From the rust on the iron skillet, a host of questions will arise and we will go as deep as the children want in helping them to discover the answer to their questions, plus all the additional things they will learn along the way.
This is the kind of learning that engages children, fosters their interest in the world around them, and keeps them thinking and questioning and wanting to discover more. Next, we can proceed to the language arts section of our rusty matter.
Onto Writing and History
The children can write a few lines or a paragraph, depending upon their age, about their understanding of how rust forms and anything else they learned around this discovery.

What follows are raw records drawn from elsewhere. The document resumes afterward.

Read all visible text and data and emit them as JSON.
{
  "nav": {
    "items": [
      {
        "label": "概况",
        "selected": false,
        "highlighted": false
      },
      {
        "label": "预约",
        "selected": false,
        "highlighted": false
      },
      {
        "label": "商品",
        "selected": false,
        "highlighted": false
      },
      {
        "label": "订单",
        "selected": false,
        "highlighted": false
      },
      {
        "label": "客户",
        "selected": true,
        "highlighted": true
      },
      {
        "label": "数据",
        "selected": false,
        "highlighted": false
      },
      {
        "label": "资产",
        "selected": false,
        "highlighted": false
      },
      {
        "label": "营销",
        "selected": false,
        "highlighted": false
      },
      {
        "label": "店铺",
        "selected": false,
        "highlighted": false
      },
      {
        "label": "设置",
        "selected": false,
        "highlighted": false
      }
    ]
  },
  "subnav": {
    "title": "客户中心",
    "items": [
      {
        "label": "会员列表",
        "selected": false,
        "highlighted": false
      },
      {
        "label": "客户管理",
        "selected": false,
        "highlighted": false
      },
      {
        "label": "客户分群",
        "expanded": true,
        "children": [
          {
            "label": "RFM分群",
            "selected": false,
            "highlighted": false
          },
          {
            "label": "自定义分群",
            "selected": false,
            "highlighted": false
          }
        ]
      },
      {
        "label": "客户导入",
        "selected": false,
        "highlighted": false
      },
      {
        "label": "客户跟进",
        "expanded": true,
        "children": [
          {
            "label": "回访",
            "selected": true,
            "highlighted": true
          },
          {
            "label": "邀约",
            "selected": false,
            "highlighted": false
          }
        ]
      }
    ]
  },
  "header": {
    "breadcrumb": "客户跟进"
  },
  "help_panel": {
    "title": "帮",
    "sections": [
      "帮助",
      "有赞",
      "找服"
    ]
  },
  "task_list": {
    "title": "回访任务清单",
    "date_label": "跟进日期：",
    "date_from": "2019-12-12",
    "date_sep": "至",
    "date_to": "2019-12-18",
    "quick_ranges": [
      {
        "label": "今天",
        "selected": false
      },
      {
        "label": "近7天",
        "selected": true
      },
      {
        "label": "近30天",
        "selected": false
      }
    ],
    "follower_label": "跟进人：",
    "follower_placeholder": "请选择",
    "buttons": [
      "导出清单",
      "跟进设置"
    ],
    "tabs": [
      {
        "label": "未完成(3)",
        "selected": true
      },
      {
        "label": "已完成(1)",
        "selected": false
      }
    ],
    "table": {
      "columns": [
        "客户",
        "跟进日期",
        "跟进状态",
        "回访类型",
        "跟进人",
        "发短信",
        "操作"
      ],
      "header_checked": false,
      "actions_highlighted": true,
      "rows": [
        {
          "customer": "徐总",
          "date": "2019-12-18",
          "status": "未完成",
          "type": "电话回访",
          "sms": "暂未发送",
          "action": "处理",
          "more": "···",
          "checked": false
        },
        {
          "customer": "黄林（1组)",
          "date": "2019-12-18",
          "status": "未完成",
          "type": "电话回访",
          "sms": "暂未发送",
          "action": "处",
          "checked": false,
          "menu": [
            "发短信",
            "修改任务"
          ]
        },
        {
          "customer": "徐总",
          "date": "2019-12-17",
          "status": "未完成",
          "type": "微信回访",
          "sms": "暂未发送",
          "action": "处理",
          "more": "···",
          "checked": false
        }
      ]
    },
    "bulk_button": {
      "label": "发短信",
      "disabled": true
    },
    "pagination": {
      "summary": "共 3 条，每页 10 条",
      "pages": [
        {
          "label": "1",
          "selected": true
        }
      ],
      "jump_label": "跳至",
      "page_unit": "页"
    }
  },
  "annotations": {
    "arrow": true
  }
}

We could also take them to the library to find books that elaborate more about some of the things they are questioning.
We could then move on to history and teach them about the Iron Age and/or give them a lesson about how iron skillets and griddles were the mainstay in a woman's kitchen prior to the 20th century, to later be replaced by pans with plastic coatings so the food did not stick.
We could venture even further and tell them that often times we look for solutions to things that aren't really problems, and we create problems, because while always having to scrub an iron skillet and seasoning a pan may be a nuisance, the off-gassing from the teflon-coated cookware is enough to kill a small bird, so it certainly can't be good for our health.
This conversation could lead into a conversation about trying to live as naturally in the world as God intended, because sometimes it is wiser to leave well-enough alone.
Now you can see how a little rust in a skillet, found in your kitchen, becomes fodder for multiple science lessons, history lessons, language arts lessons (spelling, grammar and writing, though its better not to be pedantic with young writers), a lesson in theology, not to mention a lesson in environmentalism and the benefits of simple living.
The Biggest Lesson
But, the biggest lesson to be learned is the lesson of doing things right, which brings us back to why there was rust in the skillet in the first place. When we find our children doing a substandard job, according to their ability, it is a helpful reminder to have them recite this poem to etch the lesson into their consciousness:
Work while you work,
Play while you play,
This is the way,
To be happy each day.
All that you do,
Do with your might,
Things done by halves
Are never done right.
And, this, my friends, is a lesson in morality, or choosing to do the right thing so you develop a strong moral character and not a weak, lazy one.
The art of homeschooling is taking a simple event, like the rust in the skillet, and turning it into a rich learning experience that incorporates many different subjects and teaches many different lessons, all unforgettable because the learning naturally grew out of an interest in the subject and within the context of the real world which is the best way to learn.
Elizabeth Y. Hanson teaches parents how to give their children a private-school education at home.